Aim of the task
What you return must match the listing below character for character, minus any pictures.

Information shown

== Segment start ==

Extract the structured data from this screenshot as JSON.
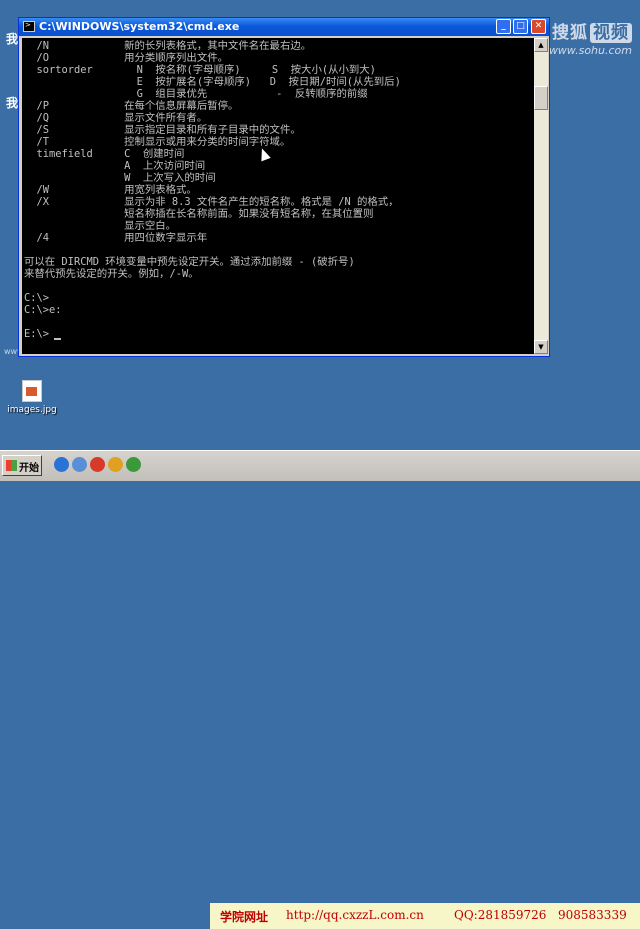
{
  "watermark": {
    "brand": "搜狐",
    "brand_box": "视频",
    "url": "www.sohu.com"
  },
  "desktop": {
    "glyphs": [
      "我",
      "我"
    ],
    "small_text": "www.vodaAth.",
    "icon_label": "images.jpg"
  },
  "window": {
    "title": "C:\\WINDOWS\\system32\\cmd.exe",
    "buttons": {
      "minimize": "_",
      "maximize": "□",
      "close": "✕"
    }
  },
  "console": {
    "lines": [
      "  /N            新的长列表格式，其中文件名在最右边。",
      "  /O            用分类顺序列出文件。",
      "  sortorder       N  按名称(字母顺序)     S  按大小(从小到大)",
      "                  E  按扩展名(字母顺序)   D  按日期/时间(从先到后)",
      "                  G  组目录优先           -  反转顺序的前缀",
      "  /P            在每个信息屏幕后暂停。",
      "  /Q            显示文件所有者。",
      "  /S            显示指定目录和所有子目录中的文件。",
      "  /T            控制显示或用来分类的时间字符域。",
      "  timefield     C  创建时间",
      "                A  上次访问时间",
      "                W  上次写入的时间",
      "  /W            用宽列表格式。",
      "  /X            显示为非 8.3 文件名产生的短名称。格式是 /N 的格式，",
      "                短名称插在长名称前面。如果没有短名称，在其位置则",
      "                显示空白。",
      "  /4            用四位数字显示年",
      "",
      "可以在 DIRCMD 环境变量中预先设定开关。通过添加前缀 - (破折号)",
      "来替代预先设定的开关。例如，/-W。",
      "",
      "C:\\>",
      "C:\\>e:",
      "",
      "E:\\>"
    ]
  },
  "taskbar": {
    "start_label": "开始",
    "banner": {
      "label": "学院网址",
      "url": "http://qq.cxzzL.com.cn",
      "qq": "QQ:281859726",
      "qq2": "908583339"
    }
  }
}
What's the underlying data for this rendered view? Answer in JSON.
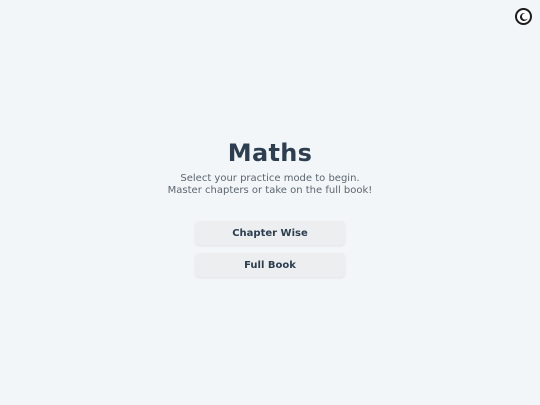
{
  "theme_toggle": {
    "icon": "moon-icon"
  },
  "main": {
    "title": "Maths",
    "subtitle": "Select your practice mode to begin. Master chapters or take on the full book!",
    "buttons": {
      "chapter_wise": "Chapter Wise",
      "full_book": "Full Book"
    }
  },
  "colors": {
    "background": "#f3f6f8",
    "title": "#2c3e50",
    "button_bg": "#eceeef"
  }
}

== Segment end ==

Expected answer
Extract the structured data from this screenshot as JSON.
{
  "watermark": {
    "brand": "搜狐",
    "brand_box": "视频",
    "url": "www.sohu.com"
  },
  "desktop": {
    "glyphs": [
      "我",
      "我"
    ],
    "small_text": "www.vodaAth.",
    "icon_label": "images.jpg"
  },
  "window": {
    "title": "C:\\WINDOWS\\system32\\cmd.exe",
    "buttons": {
      "minimize": "_",
      "maximize": "□",
      "close": "✕"
    }
  },
  "console": {
    "lines": [
      "  /N            新的长列表格式，其中文件名在最右边。",
      "  /O            用分类顺序列出文件。",
      "  sortorder       N  按名称(字母顺序)     S  按大小(从小到大)",
      "                  E  按扩展名(字母顺序)   D  按日期/时间(从先到后)",
      "                  G  组目录优先           -  反转顺序的前缀",
      "  /P            在每个信息屏幕后暂停。",
      "  /Q            显示文件所有者。",
      "  /S            显示指定目录和所有子目录中的文件。",
      "  /T            控制显示或用来分类的时间字符域。",
      "  timefield     C  创建时间",
      "                A  上次访问时间",
      "                W  上次写入的时间",
      "  /W            用宽列表格式。",
      "  /X            显示为非 8.3 文件名产生的短名称。格式是 /N 的格式，",
      "                短名称插在长名称前面。如果没有短名称，在其位置则",
      "                显示空白。",
      "  /4            用四位数字显示年",
      "",
      "可以在 DIRCMD 环境变量中预先设定开关。通过添加前缀 - (破折号)",
      "来替代预先设定的开关。例如，/-W。",
      "",
      "C:\\>",
      "C:\\>e:",
      "",
      "E:\\>"
    ]
  },
  "taskbar": {
    "start_label": "开始",
    "banner": {
      "label": "学院网址",
      "url": "http://qq.cxzzL.com.cn",
      "qq": "QQ:281859726",
      "qq2": "908583339"
    }
  }
}
What's the underlying data for this rendered view? Answer in JSON.
{
  "theme_toggle": {
    "icon": "moon-icon"
  },
  "main": {
    "title": "Maths",
    "subtitle": "Select your practice mode to begin. Master chapters or take on the full book!",
    "buttons": {
      "chapter_wise": "Chapter Wise",
      "full_book": "Full Book"
    }
  },
  "colors": {
    "background": "#f3f6f8",
    "title": "#2c3e50",
    "button_bg": "#eceeef"
  }
}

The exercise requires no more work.